  7. Get a friend who is interested in reducing or eliminating the three whites to join forces with you: It could be a spouse, a walking partner, or a co-worker. If you have someone who has the same goal as you, shares healthy recipes, and exchanges food/meals, it can make it much more enjoyable and doable. If you can’t find someone in your life, find a friend online.
  8. Deal with cravings: After a couple of days have gone by without eating any foods with sugar, flour or salt, your cravings for them should be reduced. I find it helpful to eat or drink a fermented food such as homemade sauerkraut, coconut kefir, or kombucha. The sourness of these food items counteract that sweet, salt, bread/pasta desire, plus it gives you healthy probiotics, which help reduce cravings in general.
  9. Go have fun: As long as you have food in your stomach, life is not all about what you can and cannot eat. Take a walk and enjoy nature, go to the park with your kids, read a good book. In other words, enjoy life. Really, you can enjoy it without these ingredients. I promise.
  10. Enjoy beautiful food without the three whites: Along the same lines, there is no need to mourn the loss of sweets, salty foods, bread, and pasta when there is such beautiful food to eat. Make hearty veggie chilis, soups, veggie pastas, veggie lasagnas, make a beautiful main dish salad, roast squash, toss on nuts, and enjoy a good unsweetened coconut yogurt. There are so many amazing foods to enjoy — so enjoy them. Don’t feel deprived, simply enjoy different foods.
  11. Use the 2 teaspoons of sugar rule: Since sugar is typically the hardest to overcome, if you find it too hard to go completely sweet-free, start using unrefined sweeteners at home, such as pure maple syrup, raw honey or coconut sugar. These sugars have minerals and vitamins intact, making them less stressful on the body. They also are less addicting and some, like coconut sugar, don’t raise blood sugar very much. Stevia is an excellent choice for those wanting something sweet without calories or any rise in blood sugar. Appleton, the previously mentioned author of “Suicide by Sugar,” found that two teaspoons of added sweetener at a time is the threshold for healthy individuals, no more than two to three times a day. So, if you find it unappealing to live a completely sweetener-free life, enjoy a bit of raw honey in a cup of tea. Drizzle pure maple syrup into unsweetened yogurt and top with berries or blend some coconut oil, coconut nectar and cacao powder for a delicious chocolate sauce.
  12. Pass it on to the next generation: Part of the reason adults find it hard to let go of these three whites is because they got addicted and used to it at an early age. If you have children, start them on the right food with a low-sugar, unprocessed salt, white flour-free diet. They will thank you later.

This is not an exhaustive list but just be conscious of your food choices. Eating real, all natural food is really energizing and delicious. Just choose the food closest to its natural state. However, the most important thing is to not be so strict. Live a little. Also don’t consider it a “diet,” consider it a lifestyle change in the way you eat. To your health!

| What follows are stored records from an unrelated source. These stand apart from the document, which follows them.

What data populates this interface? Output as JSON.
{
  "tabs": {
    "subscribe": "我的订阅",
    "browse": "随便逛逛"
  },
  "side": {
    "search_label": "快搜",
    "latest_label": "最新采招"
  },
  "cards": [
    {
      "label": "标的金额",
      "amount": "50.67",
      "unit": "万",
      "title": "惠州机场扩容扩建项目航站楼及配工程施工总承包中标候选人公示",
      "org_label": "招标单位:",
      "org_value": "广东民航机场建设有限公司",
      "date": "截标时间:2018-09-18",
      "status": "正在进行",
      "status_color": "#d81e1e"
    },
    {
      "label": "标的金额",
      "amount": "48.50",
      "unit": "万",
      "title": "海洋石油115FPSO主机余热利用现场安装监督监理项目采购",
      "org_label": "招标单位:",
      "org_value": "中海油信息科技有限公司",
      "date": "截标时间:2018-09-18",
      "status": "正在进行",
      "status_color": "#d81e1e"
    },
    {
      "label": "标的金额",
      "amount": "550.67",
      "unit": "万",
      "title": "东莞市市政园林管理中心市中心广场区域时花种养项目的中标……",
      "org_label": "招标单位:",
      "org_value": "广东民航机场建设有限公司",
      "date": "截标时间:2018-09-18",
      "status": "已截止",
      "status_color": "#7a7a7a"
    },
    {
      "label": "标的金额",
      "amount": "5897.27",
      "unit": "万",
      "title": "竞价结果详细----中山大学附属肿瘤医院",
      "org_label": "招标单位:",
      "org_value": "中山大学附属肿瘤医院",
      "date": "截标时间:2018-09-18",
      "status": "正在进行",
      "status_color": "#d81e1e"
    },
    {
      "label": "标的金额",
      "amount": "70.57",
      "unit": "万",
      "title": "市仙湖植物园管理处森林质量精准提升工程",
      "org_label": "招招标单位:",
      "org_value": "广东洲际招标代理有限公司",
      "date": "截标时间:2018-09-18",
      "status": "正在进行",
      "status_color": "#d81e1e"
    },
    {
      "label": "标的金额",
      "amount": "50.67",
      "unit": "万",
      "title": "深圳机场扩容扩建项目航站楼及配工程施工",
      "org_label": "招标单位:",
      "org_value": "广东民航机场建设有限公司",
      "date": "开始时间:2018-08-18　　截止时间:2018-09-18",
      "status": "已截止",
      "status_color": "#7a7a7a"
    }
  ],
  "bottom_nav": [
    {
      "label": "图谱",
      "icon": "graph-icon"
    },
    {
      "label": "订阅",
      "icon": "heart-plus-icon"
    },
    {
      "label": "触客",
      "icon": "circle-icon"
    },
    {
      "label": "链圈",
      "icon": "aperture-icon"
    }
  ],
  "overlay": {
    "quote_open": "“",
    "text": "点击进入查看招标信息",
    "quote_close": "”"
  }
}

  19. Robert Lustig, Fat Chance: The Bitter Truth About Sugar and “Sugar: the Bitter Truth”